■ Your instructions
Omit the pictures. Print each entry below exactly.

Entries from a dataset of interfaces
^^^^^^^^^^^^^^^^

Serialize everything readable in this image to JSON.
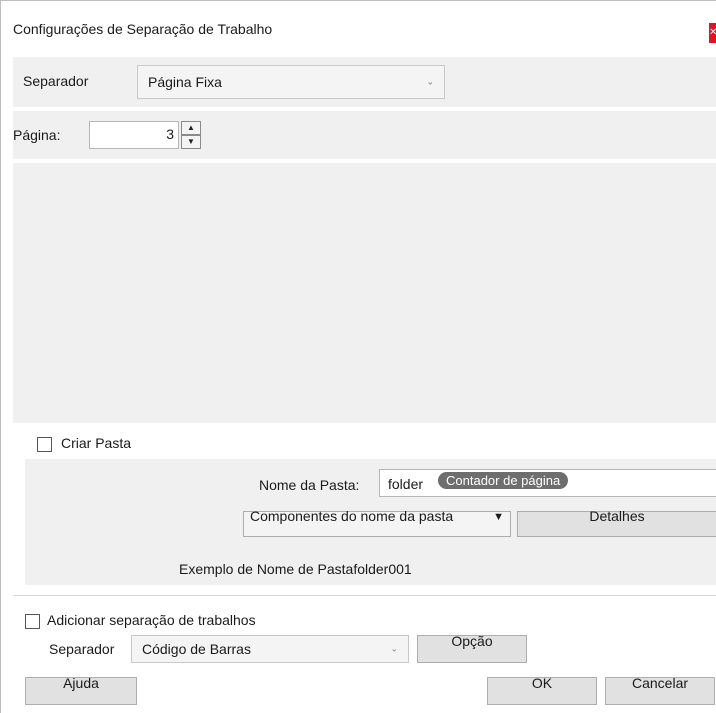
{
  "window": {
    "title": "Configurações de Separação de Trabalho",
    "close_label": "✕"
  },
  "separator": {
    "label": "Separador",
    "value": "Página Fixa"
  },
  "page": {
    "label": "Página:",
    "value": "3"
  },
  "create_folder": {
    "label": "Criar Pasta",
    "checked": false
  },
  "folder_name": {
    "label": "Nome da Pasta:",
    "value": "folder",
    "token": "Contador de página"
  },
  "components": {
    "label": "Componentes do nome da pasta",
    "arrow": "▼"
  },
  "details": {
    "label": "Detalhes"
  },
  "example": {
    "text": "Exemplo de Nome de Pastafolder001"
  },
  "add_job_separation": {
    "label": "Adicionar separação de trabalhos",
    "checked": false
  },
  "separator2": {
    "label": "Separador",
    "value": "Código de Barras"
  },
  "option_button": {
    "label": "Opção"
  },
  "footer": {
    "help": "Ajuda",
    "ok": "OK",
    "cancel": "Cancelar"
  },
  "icons": {
    "chevron": "⌄",
    "up": "▲",
    "down": "▼"
  }
}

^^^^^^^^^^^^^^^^

■ Solution for this problem
Serialize everything readable in this image to JSON.
{
  "window": {
    "title": "Configurações de Separação de Trabalho",
    "close_label": "✕"
  },
  "separator": {
    "label": "Separador",
    "value": "Página Fixa"
  },
  "page": {
    "label": "Página:",
    "value": "3"
  },
  "create_folder": {
    "label": "Criar Pasta",
    "checked": false
  },
  "folder_name": {
    "label": "Nome da Pasta:",
    "value": "folder",
    "token": "Contador de página"
  },
  "components": {
    "label": "Componentes do nome da pasta",
    "arrow": "▼"
  },
  "details": {
    "label": "Detalhes"
  },
  "example": {
    "text": "Exemplo de Nome de Pastafolder001"
  },
  "add_job_separation": {
    "label": "Adicionar separação de trabalhos",
    "checked": false
  },
  "separator2": {
    "label": "Separador",
    "value": "Código de Barras"
  },
  "option_button": {
    "label": "Opção"
  },
  "footer": {
    "help": "Ajuda",
    "ok": "OK",
    "cancel": "Cancelar"
  },
  "icons": {
    "chevron": "⌄",
    "up": "▲",
    "down": "▼"
  }
}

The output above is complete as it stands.